Tariku and I hit the beach Sunday morning, hoping that the weather would be a bit cooler by the water. He’s been asking to see the ferris wheel, so we went to the Santa Monica Pier. There was an arresting art installation there called “Arlington West,” designed by Veterans for Peace. I didn’t have much time to read about it when we were there, so I looked it up when we got home. Here’s what I found on their website:
Each Sunday from sunrise to sunset, a temporary memorial appears next to the world-famous pier at Santa Monica, California. This memorial, known as Arlington West, a project of Veterans For Peace, offers visitors a graceful, visually and emotionally powerful, place for reflection.

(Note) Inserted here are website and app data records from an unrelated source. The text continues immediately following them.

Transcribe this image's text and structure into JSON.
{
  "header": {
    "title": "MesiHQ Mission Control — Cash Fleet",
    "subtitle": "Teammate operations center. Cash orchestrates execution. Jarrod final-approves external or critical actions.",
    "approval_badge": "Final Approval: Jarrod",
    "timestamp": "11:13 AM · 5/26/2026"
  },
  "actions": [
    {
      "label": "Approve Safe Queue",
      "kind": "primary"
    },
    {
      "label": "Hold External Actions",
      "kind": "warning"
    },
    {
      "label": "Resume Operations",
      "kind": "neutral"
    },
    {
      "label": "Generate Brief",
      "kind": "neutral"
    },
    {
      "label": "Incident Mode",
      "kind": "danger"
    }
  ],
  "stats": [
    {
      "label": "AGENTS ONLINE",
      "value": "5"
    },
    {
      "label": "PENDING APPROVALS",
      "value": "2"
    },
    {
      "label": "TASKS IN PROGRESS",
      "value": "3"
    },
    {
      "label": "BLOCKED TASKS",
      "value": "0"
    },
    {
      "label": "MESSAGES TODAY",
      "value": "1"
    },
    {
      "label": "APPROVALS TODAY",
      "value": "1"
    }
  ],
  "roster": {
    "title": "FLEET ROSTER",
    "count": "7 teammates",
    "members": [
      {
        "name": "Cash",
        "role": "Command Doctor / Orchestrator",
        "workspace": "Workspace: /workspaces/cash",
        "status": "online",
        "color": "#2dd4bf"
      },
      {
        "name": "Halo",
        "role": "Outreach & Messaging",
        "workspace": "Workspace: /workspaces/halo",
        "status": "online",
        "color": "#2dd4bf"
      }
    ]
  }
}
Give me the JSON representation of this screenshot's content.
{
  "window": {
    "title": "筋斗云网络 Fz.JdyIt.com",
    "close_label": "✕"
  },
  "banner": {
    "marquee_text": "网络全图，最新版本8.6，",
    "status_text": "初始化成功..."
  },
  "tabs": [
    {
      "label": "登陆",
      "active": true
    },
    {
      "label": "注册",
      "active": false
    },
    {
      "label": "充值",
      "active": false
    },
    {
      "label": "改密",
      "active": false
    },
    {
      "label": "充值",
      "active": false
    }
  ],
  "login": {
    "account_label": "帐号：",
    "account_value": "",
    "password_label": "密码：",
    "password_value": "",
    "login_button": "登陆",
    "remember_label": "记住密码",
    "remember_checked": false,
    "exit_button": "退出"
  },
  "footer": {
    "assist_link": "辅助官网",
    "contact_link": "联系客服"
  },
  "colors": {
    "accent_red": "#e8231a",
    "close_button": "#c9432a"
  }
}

In accordance with the Veterans For Peace Statement of Purpose, the Arlington West Mission Statement is to honor the fallen and wounded, to provide a place to grieve, to acknowledge the human cost of war, to encourage dialogue among people with varied points of view, and to educate the public about the needs of those returning from war.
We were there early, so we watched as a brick wall of a vet worked in the hot sun, setting a small pot of flowers and a pair of combat boots at the foot of each blue cross. The blue crosses represent the soldiers who were killed this week. I found it to be a powerful visual representation of loss. Go check it out if you have a chance.
T and I spent the rest of the morning locked in a battle of a different sort. I’m not sure what’s going on right now between us, but we’re either unbearable sweet and snuggly or it’s an all out war. Tariku insists on repeatedly doing every dangerous thing I tell him not to do, including dashing out into the middle of bike paths and parking lots. He responded to my entreaty not to touch anything in the public bathrooms by licking the wall.
As a parent of a child who was adopted at 11 months of age, it’s difficult to know if T’s struggle for control is a result of his age and fiery personality or if it signifies some attachment issues that might warrant attention. Either way, I don’t always have the patience to employ my parenting tools. I switch to exhausted, survival mode and find that I’m the grim mom with the set jaw, toting her screaming kid through the parking lot in a fireman’s carry.
I feel doubly terrible about my poor public parenting moments because we’re so visible. Not only are we a trans-racial family, but two out of three of us are tattooed to the gills. I feel a responsibility to contradict the negative expectations many people have of our illustrated tribe. And I want to be a positive representation of adoption in the world.
But that’s a pretty grandiose self-concept. I’m not a representation of anything. I’m just another tired mom with a two-year old and right now, I’m struggling. I gain compassion for other parents by the day. And compassion is the whole point, right? If I could give Tariku one thing, it would be that. I guess this is a chance for us to learn about it together.